Since the Budget Control Act (BCA) became law in August 2011, both parties have prominently pushed to avoid the spending reductions in the law. Republicans have wanted to avoid the defense side of things, and Democrats have wanted to avoid the social program side of things. After all, $85 billion in “cuts” to spending is a lot, isn’t it?
Not really. In fact, no cutting will take place in the overall size of the federal budget over the 10 years the BCA is supposed to diminish spending. Even if the BCA goes into full effect, the Congressional Budget Office (CBO) expects the federal debt to increase. This would not be the case if real cuts – meaning, reductions from the current year’s spending – were to take place every year for a decade.
To be fair, both parties correctly note the cuts will hit discretionary spending significantly (as well as a small amount of mandatory spending), at least in Washington terms. Non-defense discretionary spending will drop 5.2%, and defense by 7.8%, on an annually-calculated basis, according to the Bipartisan Policy Center. Total spending would only drop by 2.5%, though – not exactly a slashing of the budget.
In the end though, $85 billion isn’t $85 billion. The CBO estimates only $44 billion of the BCA’s “cuts” will be implemented in 2013. This is the equivalent of having a budget of $3,600 or so…and cutting $44 out of it. Can’t you feel the devastation???
Oh, and that’s after Washington grew the budget by about 40% since 2006. This is equivalent to going from a budget of slightly under $2,700 to a budget of $3,800 in six years…and then cutting back by $44. Not exactly the end of the world.

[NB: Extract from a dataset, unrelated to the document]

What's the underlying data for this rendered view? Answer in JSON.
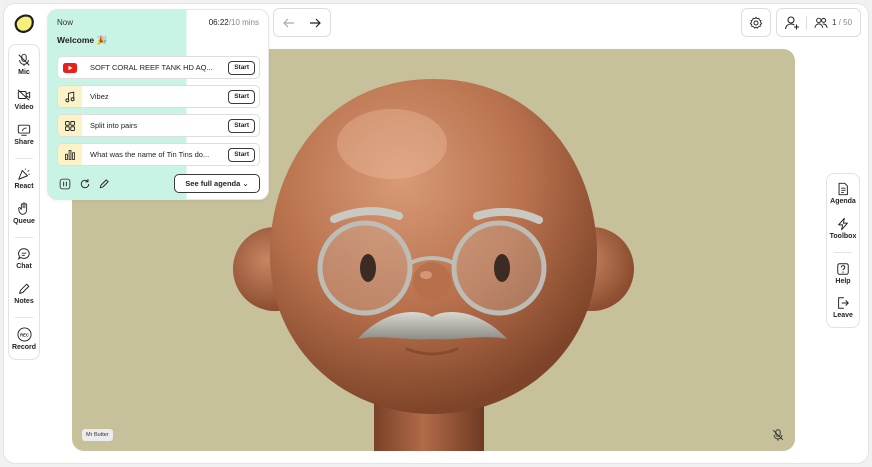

As the sequester begins to take effect, we’re going to keep hearing stories of the debilitating effect of these minor spending reductions. Prepare yourselves for the biggest collective yawn since the Mayan calendar apocalypse.